Stored entries =>
=-=-=

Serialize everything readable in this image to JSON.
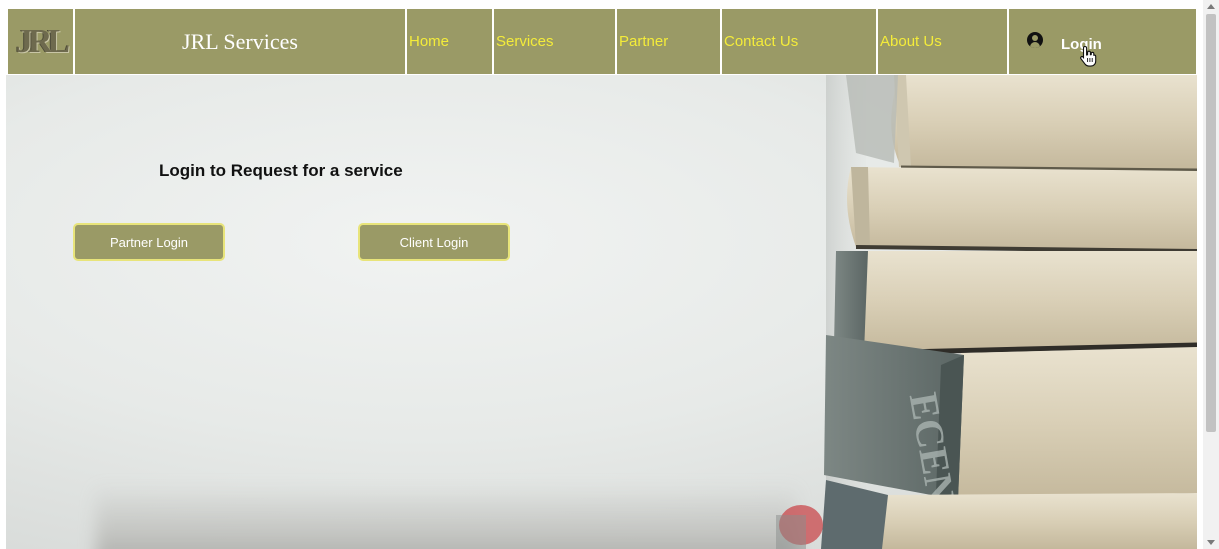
{
  "nav": {
    "logo_text": "JRL",
    "brand": "JRL Services",
    "links": [
      {
        "label": "Home"
      },
      {
        "label": "Services"
      },
      {
        "label": "Partner"
      },
      {
        "label": "Contact Us"
      },
      {
        "label": "About Us"
      }
    ],
    "login_label": "Login",
    "login_icon": "user-circle-icon",
    "link_color": "#f4ec3a",
    "bar_color": "#9a9a66"
  },
  "hero": {
    "title": "Login to Request for a service",
    "partner_button": "Partner Login",
    "client_button": "Client Login",
    "spine_text": "ECENTE"
  }
}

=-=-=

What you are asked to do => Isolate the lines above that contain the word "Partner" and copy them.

Solution for this task =>
        "label": "Partner"
    "partner_button": "Partner Login",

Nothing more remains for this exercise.